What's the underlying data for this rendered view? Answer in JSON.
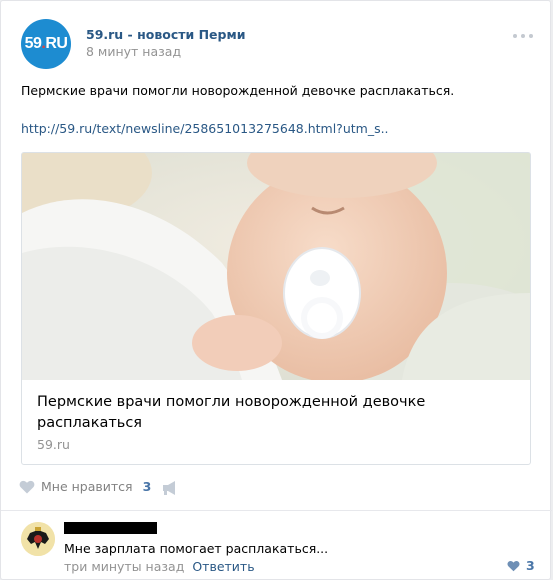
{
  "post": {
    "group_name": "59.ru - новости Перми",
    "time": "8 минут назад",
    "text": "Пермские врачи помогли новорожденной девочке расплакаться.",
    "link": "http://59.ru/text/newsline/258651013275648.html?utm_s.."
  },
  "avatar_logo": {
    "main": "59",
    "dot": ".",
    "suffix": "RU"
  },
  "attachment": {
    "title": "Пермские врачи помогли новорожденной девочке расплакаться",
    "domain": "59.ru"
  },
  "actions": {
    "like_label": "Мне нравится",
    "like_count": "3"
  },
  "comment": {
    "text": "Мне зарплата помогает расплакаться...",
    "time": "три минуты назад",
    "reply_label": "Ответить",
    "like_count": "3"
  },
  "colors": {
    "link": "#2a5885",
    "accent": "#4a76a8",
    "avatar_bg": "#1d8cd1"
  }
}
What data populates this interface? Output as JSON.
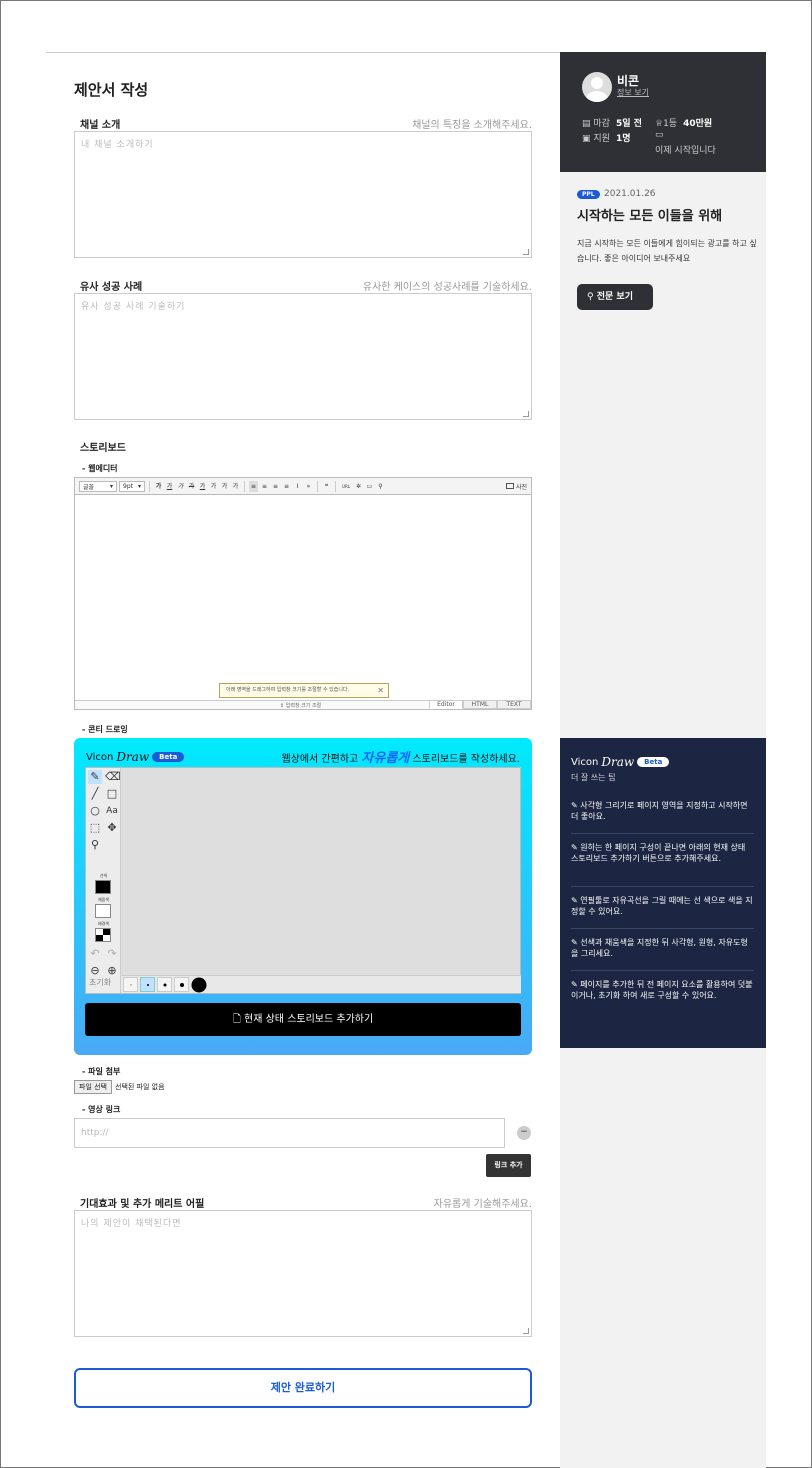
{
  "form": {
    "title": "제안서 작성",
    "channel": {
      "label": "채널 소개",
      "hint": "채널의 특징을 소개해주세요.",
      "placeholder": "내 채널 소개하기"
    },
    "cases": {
      "label": "유사 성공 사례",
      "hint": "유사한 케이스의 성공사례를 기술하세요.",
      "placeholder": "유사 성공 사례 기술하기"
    },
    "storyboard": {
      "label": "스토리보드",
      "web_editor_label": "- 웹에디터",
      "draw_label": "- 콘티 드로잉"
    },
    "editor": {
      "font_select": "글꼴",
      "size_select": "9pt",
      "buttons": [
        "가",
        "가",
        "가",
        "가",
        "가",
        "가",
        "가",
        "가",
        "가",
        "≡",
        "≡",
        "≡",
        "≡",
        "I",
        "»",
        "❝",
        "URL",
        "✲",
        "▭",
        "⚲"
      ],
      "photo_label": "사진",
      "resize_hint": "아래 영역을 드래그하여 입력창 크기를 조절할 수 있습니다.",
      "resize_label": "⇕ 입력창 크기 조절",
      "tabs": [
        "Editor",
        "HTML",
        "TEXT"
      ],
      "active_tab": "Editor"
    },
    "draw": {
      "logo": "Vicon",
      "logo_script": "Draw",
      "beta": "Beta",
      "tagline_pre": "웹상에서 간편하고 ",
      "tagline_em": "자유롭게",
      "tagline_post": " 스토리보드를 작성하세요.",
      "stroke_label": "선색",
      "fill_label": "채움색",
      "bg_label": "배경색",
      "reset": "초기화",
      "stroke_color": "#000000",
      "fill_color": "#ffffff",
      "brush_selected_index": 1,
      "add_button": "현재 상태 스토리보드 추가하기"
    },
    "file": {
      "label": "- 파일 첨부",
      "button": "파일 선택",
      "status": "선택된 파일 없음"
    },
    "video": {
      "label": "- 영상 링크",
      "placeholder": "http://",
      "remove": "−",
      "add_button": "링크 추가"
    },
    "merit": {
      "label": "기대효과 및 추가 메리트 어필",
      "hint": "자유롭게 기술해주세요.",
      "placeholder": "나의 제안이 채택된다면"
    },
    "submit": "제안 완료하기"
  },
  "sidebar": {
    "user": {
      "name": "비콘",
      "info_link": "정보 보기"
    },
    "stats": {
      "deadline_label": "마감",
      "deadline_value": "5일 전",
      "applicants_label": "지원",
      "applicants_value": "1명",
      "prize_label": "1등",
      "prize_value": "40만원",
      "status": "이제 시작입니다"
    },
    "post": {
      "badge": "PPL",
      "date": "2021.01.26",
      "title": "시작하는 모든 이들을 위해",
      "desc": "지금 시작하는 모든 이들에게 힘이되는 광고를 하고 싶습니다. 좋은 아이디어 보내주세요",
      "full_button": "전문 보기"
    },
    "tips": {
      "logo": "Vicon",
      "logo_script": "Draw",
      "beta": "Beta",
      "subtitle": "더 잘 쓰는 팁",
      "items": [
        "사각형 그리기로 페이지 영역을 지정하고 시작하면 더 좋아요.",
        "원하는 한 페이지 구성이 끝나면 아래의 현재 상태 스토리보드 추가하기 버튼으로 추가해주세요.",
        "연필툴로 자유곡선을 그릴 때에는 선 색으로 색을 지정할 수 있어요.",
        "선색과 채움색을 지정한 뒤 사각형, 원형, 자유도형을 그리세요.",
        "페이지를 추가한 뒤 전 페이지 요소를 활용하여 덧붙이거나, 초기화 하여 새로 구성할 수 있어요."
      ]
    }
  },
  "colors": {
    "accent": "#1b5bd8",
    "sidebar_dark": "#2e3035",
    "tips_bg": "#1c2541"
  }
}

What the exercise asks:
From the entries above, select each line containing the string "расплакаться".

Response to the exercise:
    "text": "Пермские врачи помогли новорожденной девочке расплакаться.",
    "title": "Пермские врачи помогли новорожденной девочке расплакаться",
    "text": "Мне зарплата помогает расплакаться...",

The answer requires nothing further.